### INSTRUCTIONS FOR THE TASK
What should come back is the data below, word for word, minus any picture.

Items from a dataset:
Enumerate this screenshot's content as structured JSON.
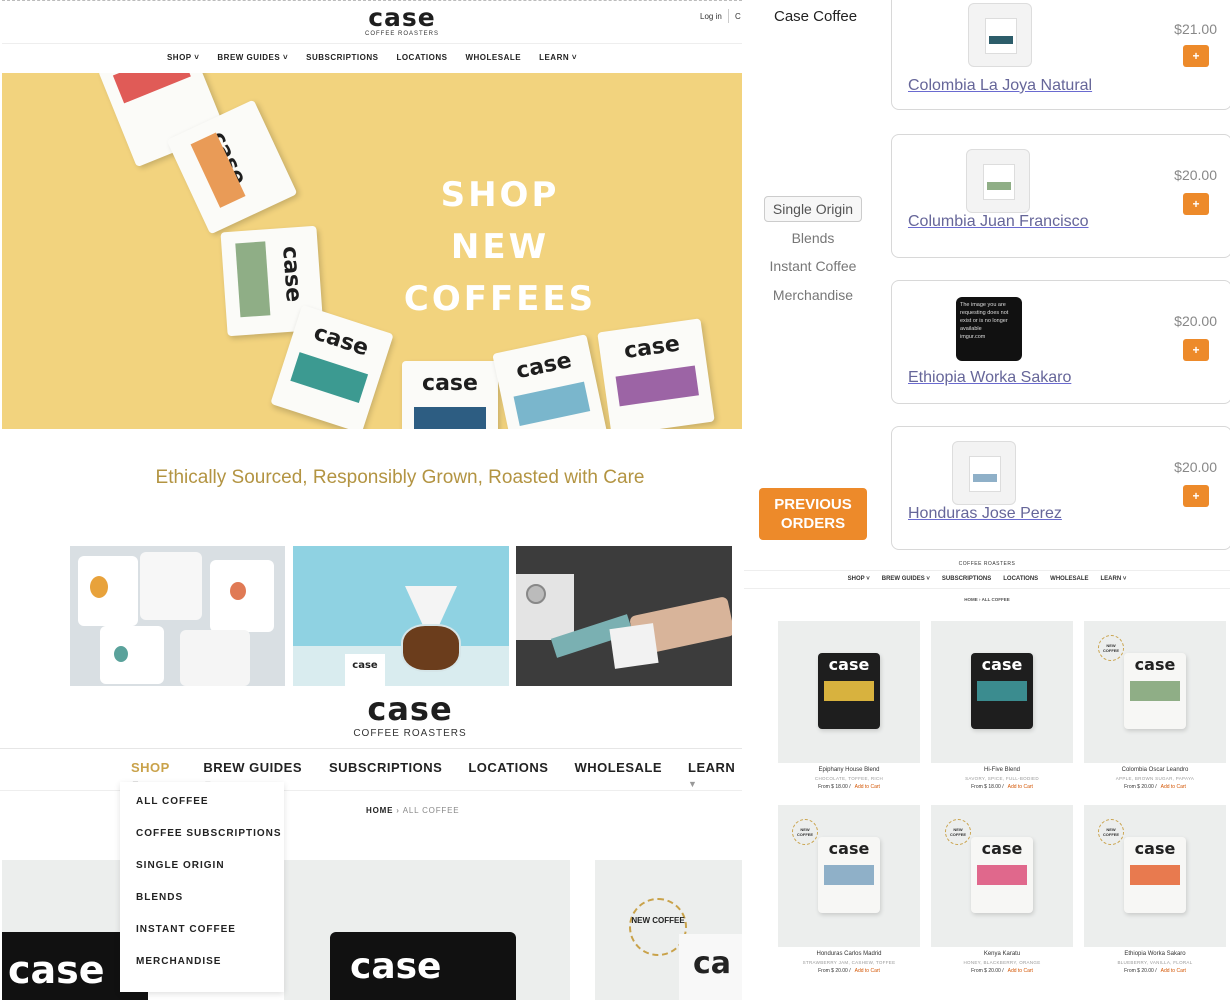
{
  "home": {
    "logo": "case",
    "logo_sub": "COFFEE ROASTERS",
    "login": "Log in",
    "cart_partial": "C",
    "nav": [
      "SHOP",
      "BREW GUIDES",
      "SUBSCRIPTIONS",
      "LOCATIONS",
      "WHOLESALE",
      "LEARN"
    ],
    "hero_line1": "SHOP NEW",
    "hero_line2": "COFFEES",
    "tagline": "Ethically Sourced, Responsibly Grown, Roasted with Care",
    "bag_word": "case"
  },
  "shop": {
    "logo": "case",
    "logo_sub": "COFFEE ROASTERS",
    "nav": [
      "SHOP",
      "BREW GUIDES",
      "SUBSCRIPTIONS",
      "LOCATIONS",
      "WHOLESALE",
      "LEARN"
    ],
    "breadcrumb_home": "HOME",
    "breadcrumb_sep": "›",
    "breadcrumb_current": "ALL COFFEE",
    "dropdown": [
      "ALL COFFEE",
      "COFFEE SUBSCRIPTIONS",
      "SINGLE ORIGIN",
      "BLENDS",
      "INSTANT COFFEE",
      "MERCHANDISE"
    ],
    "badge": "NEW COFFEE",
    "bag_word": "case",
    "bag_partial": "ca"
  },
  "app": {
    "title": "Case Coffee",
    "categories": [
      "Single Origin",
      "Blends",
      "Instant Coffee",
      "Merchandise"
    ],
    "selected_category": "Single Origin",
    "previous_orders": "PREVIOUS ORDERS",
    "products": [
      {
        "name": "Colombia La Joya Natural",
        "price": "$21.00"
      },
      {
        "name": "Columbia Juan Francisco",
        "price": "$20.00"
      },
      {
        "name": "Ethiopia Worka Sakaro",
        "price": "$20.00"
      },
      {
        "name": "Honduras Jose Perez",
        "price": "$20.00"
      }
    ],
    "plus": "+",
    "broken_image_text": "The image you are requesting does not exist or is no longer available",
    "broken_image_source": "imgur.com"
  },
  "grid": {
    "logo_sub": "COFFEE ROASTERS",
    "nav": [
      "SHOP",
      "BREW GUIDES",
      "SUBSCRIPTIONS",
      "LOCATIONS",
      "WHOLESALE",
      "LEARN"
    ],
    "breadcrumb": "HOME › ALL COFFEE",
    "add_to_cart": "Add to Cart",
    "items": [
      {
        "name": "Epiphany House Blend",
        "notes": "CHOCOLATE, TOFFEE, RICH",
        "price": "From $ 18.00 /",
        "badge": "",
        "bag": "#1e1e1e",
        "label": "#d8b23e"
      },
      {
        "name": "Hi-Five Blend",
        "notes": "SAVORY, SPICE, FULL-BODIED",
        "price": "From $ 18.00 /",
        "badge": "",
        "bag": "#1e1e1e",
        "label": "#3b8c8f"
      },
      {
        "name": "Colombia Oscar Leandro",
        "notes": "APPLE, BROWN SUGAR, PAPAYA",
        "price": "From $ 20.00 /",
        "badge": "NEW COFFEE",
        "bag": "#f7f7f5",
        "label": "#8fae86"
      },
      {
        "name": "Honduras Carlos Madrid",
        "notes": "STRAWBERRY JAM, CASHEW, TOFFEE",
        "price": "From $ 20.00 /",
        "badge": "NEW COFFEE",
        "bag": "#f7f7f5",
        "label": "#8fb0c8"
      },
      {
        "name": "Kenya Karatu",
        "notes": "HONEY, BLACKBERRY, ORANGE",
        "price": "From $ 20.00 /",
        "badge": "NEW COFFEE",
        "bag": "#f7f7f5",
        "label": "#e0688c"
      },
      {
        "name": "Ethiopia Worka Sakaro",
        "notes": "BLUEBERRY, VANILLA, FLORAL",
        "price": "From $ 20.00 /",
        "badge": "NEW COFFEE",
        "bag": "#f7f7f5",
        "label": "#e87a4f"
      }
    ]
  },
  "colors": {
    "accent_orange": "#ed8a2a",
    "tagline_gold": "#b39442",
    "hero_yellow": "#f2d37e"
  }
}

### SOLUTION TO THIS TASK
Enumerate this screenshot's content as structured JSON.
{
  "home": {
    "logo": "case",
    "logo_sub": "COFFEE ROASTERS",
    "login": "Log in",
    "cart_partial": "C",
    "nav": [
      "SHOP",
      "BREW GUIDES",
      "SUBSCRIPTIONS",
      "LOCATIONS",
      "WHOLESALE",
      "LEARN"
    ],
    "hero_line1": "SHOP NEW",
    "hero_line2": "COFFEES",
    "tagline": "Ethically Sourced, Responsibly Grown, Roasted with Care",
    "bag_word": "case"
  },
  "shop": {
    "logo": "case",
    "logo_sub": "COFFEE ROASTERS",
    "nav": [
      "SHOP",
      "BREW GUIDES",
      "SUBSCRIPTIONS",
      "LOCATIONS",
      "WHOLESALE",
      "LEARN"
    ],
    "breadcrumb_home": "HOME",
    "breadcrumb_sep": "›",
    "breadcrumb_current": "ALL COFFEE",
    "dropdown": [
      "ALL COFFEE",
      "COFFEE SUBSCRIPTIONS",
      "SINGLE ORIGIN",
      "BLENDS",
      "INSTANT COFFEE",
      "MERCHANDISE"
    ],
    "badge": "NEW COFFEE",
    "bag_word": "case",
    "bag_partial": "ca"
  },
  "app": {
    "title": "Case Coffee",
    "categories": [
      "Single Origin",
      "Blends",
      "Instant Coffee",
      "Merchandise"
    ],
    "selected_category": "Single Origin",
    "previous_orders": "PREVIOUS ORDERS",
    "products": [
      {
        "name": "Colombia La Joya Natural",
        "price": "$21.00"
      },
      {
        "name": "Columbia Juan Francisco",
        "price": "$20.00"
      },
      {
        "name": "Ethiopia Worka Sakaro",
        "price": "$20.00"
      },
      {
        "name": "Honduras Jose Perez",
        "price": "$20.00"
      }
    ],
    "plus": "+",
    "broken_image_text": "The image you are requesting does not exist or is no longer available",
    "broken_image_source": "imgur.com"
  },
  "grid": {
    "logo_sub": "COFFEE ROASTERS",
    "nav": [
      "SHOP",
      "BREW GUIDES",
      "SUBSCRIPTIONS",
      "LOCATIONS",
      "WHOLESALE",
      "LEARN"
    ],
    "breadcrumb": "HOME › ALL COFFEE",
    "add_to_cart": "Add to Cart",
    "items": [
      {
        "name": "Epiphany House Blend",
        "notes": "CHOCOLATE, TOFFEE, RICH",
        "price": "From $ 18.00 /",
        "badge": "",
        "bag": "#1e1e1e",
        "label": "#d8b23e"
      },
      {
        "name": "Hi-Five Blend",
        "notes": "SAVORY, SPICE, FULL-BODIED",
        "price": "From $ 18.00 /",
        "badge": "",
        "bag": "#1e1e1e",
        "label": "#3b8c8f"
      },
      {
        "name": "Colombia Oscar Leandro",
        "notes": "APPLE, BROWN SUGAR, PAPAYA",
        "price": "From $ 20.00 /",
        "badge": "NEW COFFEE",
        "bag": "#f7f7f5",
        "label": "#8fae86"
      },
      {
        "name": "Honduras Carlos Madrid",
        "notes": "STRAWBERRY JAM, CASHEW, TOFFEE",
        "price": "From $ 20.00 /",
        "badge": "NEW COFFEE",
        "bag": "#f7f7f5",
        "label": "#8fb0c8"
      },
      {
        "name": "Kenya Karatu",
        "notes": "HONEY, BLACKBERRY, ORANGE",
        "price": "From $ 20.00 /",
        "badge": "NEW COFFEE",
        "bag": "#f7f7f5",
        "label": "#e0688c"
      },
      {
        "name": "Ethiopia Worka Sakaro",
        "notes": "BLUEBERRY, VANILLA, FLORAL",
        "price": "From $ 20.00 /",
        "badge": "NEW COFFEE",
        "bag": "#f7f7f5",
        "label": "#e87a4f"
      }
    ]
  },
  "colors": {
    "accent_orange": "#ed8a2a",
    "tagline_gold": "#b39442",
    "hero_yellow": "#f2d37e"
  }
}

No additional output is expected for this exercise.